This story was originally published on The Deal on Tuesday, March 15.

Activist investor Bill Ackman (pictured) of Pershing Square LP on Tuesday said he planned to take a "proactive role" at Valeant Pharmaceuticals (VRX)  after the drug company's stock price plunged following announcement that it might default on some of its debt.

Valeant's stock price dropped by more than 50% to around $35.09 a share -- significantly lower than its high of about $262 a share in August. Even before Tuesday's major stock drop the activist fund and its friendly investment in Valeant have helped drive Pershing Square to an abysmal -20.5% return net of fees for 2015 and a -19.7% in early 2016, according to a Feb. 29 report.

The initial stock price drop came after short-seller insurgent, Andrew Left of Citron Research, issued an eight-page note on the firm's website in October alleging that there was a secret relationship between Valeant, a mail-order pharmacy called Philidor Rx Services, and a Philidor customer, R&O Pharmacy LLC.

Ackman essentially has been doubling down on his investment in the drug company as the stock has dropped. Last month, Pershing reported hiking its Valeant stake by 5 million shares to 9% from 8.5%, accumulating shares between Feb. 1 and Feb. 5 at prices ranging from $93.25 a share to $97.70 a share. In October, Pershing hiked its Valeant stake to 6.3% from 5.7%. Last week, Valeant increased its board size and added three new directors, including Stephen Fraidin, who joined Pershing Square last year to become vice chairman under Ackman. As of Dec. 31, Pershing Square owned nearly 17 million shares of Valeant.

One activist investor noted Tuesday that Ackman has been making public statements about Valeant and increasing his investment in the hopes that others will rally to follow him into the drug company's shares. However, the investor noted, exactly the opposite has happened. He added that, at the very least, the investment will limit Ackman's ability to launch new insurgency campaigns in the coming months.

Pershing Square has already had to deal with some loss of talent. Partner Paul Hilal, Ackman's former college roommate, left the fund after a ten-year stint. Hilal was a key contributor to the fund and generated the thesis that eventually drove Pershing Square to a successful 2012 campaign against Canadian Pacific Railway Ltd. (CP)

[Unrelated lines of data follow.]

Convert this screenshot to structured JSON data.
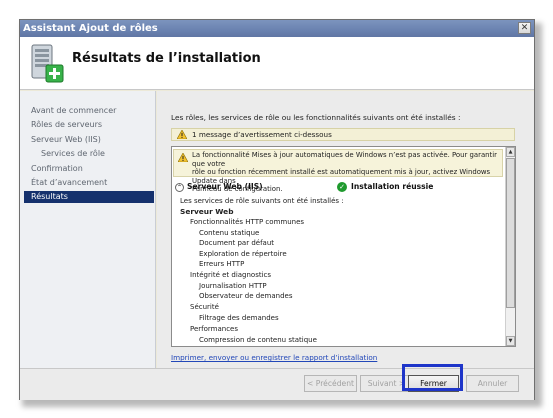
{
  "window": {
    "title": "Assistant Ajout de rôles",
    "close_glyph": "✕"
  },
  "header": {
    "title": "Résultats de l’installation",
    "icon": "server-add-icon"
  },
  "sidebar": {
    "items": [
      {
        "label": "Avant de commencer"
      },
      {
        "label": "Rôles de serveurs"
      },
      {
        "label": "Serveur Web (IIS)"
      },
      {
        "label": "Services de rôle"
      },
      {
        "label": "Confirmation"
      },
      {
        "label": "État d’avancement"
      },
      {
        "label": "Résultats"
      }
    ],
    "active": "Résultats"
  },
  "main": {
    "intro": "Les rôles, les services de rôle ou les fonctionnalités suivants ont été installés :",
    "warning_summary": "1 message d’avertissement ci-dessous",
    "warning_lines": [
      "La fonctionnalité Mises à jour automatiques de Windows n’est pas activée. Pour garantir que votre",
      "rôle ou fonction récemment installé est automatiquement mis à jour, activez Windows Update dans",
      "Panneau de configuration."
    ],
    "role_name": "Serveur Web (IIS)",
    "role_status": "Installation réussie",
    "tree": {
      "intro": "Les services de rôle suivants ont été installés :",
      "root": "Serveur Web",
      "groups": [
        {
          "label": "Fonctionnalités HTTP communes",
          "items": [
            "Contenu statique",
            "Document par défaut",
            "Exploration de répertoire",
            "Erreurs HTTP"
          ]
        },
        {
          "label": "Intégrité et diagnostics",
          "items": [
            "Journalisation HTTP",
            "Observateur de demandes"
          ]
        },
        {
          "label": "Sécurité",
          "items": [
            "Filtrage des demandes"
          ]
        },
        {
          "label": "Performances",
          "items": [
            "Compression de contenu statique"
          ]
        }
      ]
    },
    "report_link": "Imprimer, envoyer ou enregistrer le rapport d’installation"
  },
  "footer": {
    "prev": "< Précédent",
    "next": "Suivant >",
    "close": "Fermer",
    "cancel": "Annuler"
  },
  "colors": {
    "accent": "#15316d",
    "focus": "#1e35c9",
    "success": "#1f9a2e",
    "link": "#2247b8"
  }
}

It is unclear what will happen to Ackman's fund and his activist investments in the wake of the stock price drop. In 2014, Ackman, in an attempt to create permanent capital, conducted an IPO for an Amsterdam-listed, publicly-traded closed-end fund whose holdings mirror Pershing Square's portfolio. The investment vehicle, according to a person familiar with the situation, could help Pershing Square limit the damage from Valeant and any potential investor redemptions. A Pershing Square official declined to comment.

Nevertheless, the stock price will likely have a negative impact on the fund's existing insurgency campaigns. According to a February securities filing, as of Dec. 31, Pershing Square held large minority positions in eight companies, including Valeant.

It is possible Pershing Square may need to cut back on its investments and campaigns at some of the other shareholdings, including an insurgency at Zoetis (ZTS - Get Report) and investment in Mondelez (MDLZ - Get Report) . Mondelez has come under pressure to be sold by Nelson Peltz's Trian Management. Ackman is also a director and significant shareholder at Canadian Pacific (CP - Get Report) , which filed a proxy statement recently with a proposal seeking to have Norfolk Southern (NSC - Get Report)  engage in talks over CP's unsolicited $28 billion takeover attempt.

For some Pershing Square investors, the possibility of a default at Valeant carries a sense of déjà vu. Ackman in 2010 sought to fund a Borders buyout of Barnes & Noble Inc. that fell apart after Borders filed for bankruptcy in 2011.

Other funds are struggling with their Valeant investment as well, including at least two other activist-type funds, ValueAct's Jeff Ubben and John Paulson's Paulson & Co., who own large stakes. The investment firm Ruane, Cunniff & Goldfarb recently were accused of negligence for letting Sequoia Fund Inc. accumulate a large Valeant position.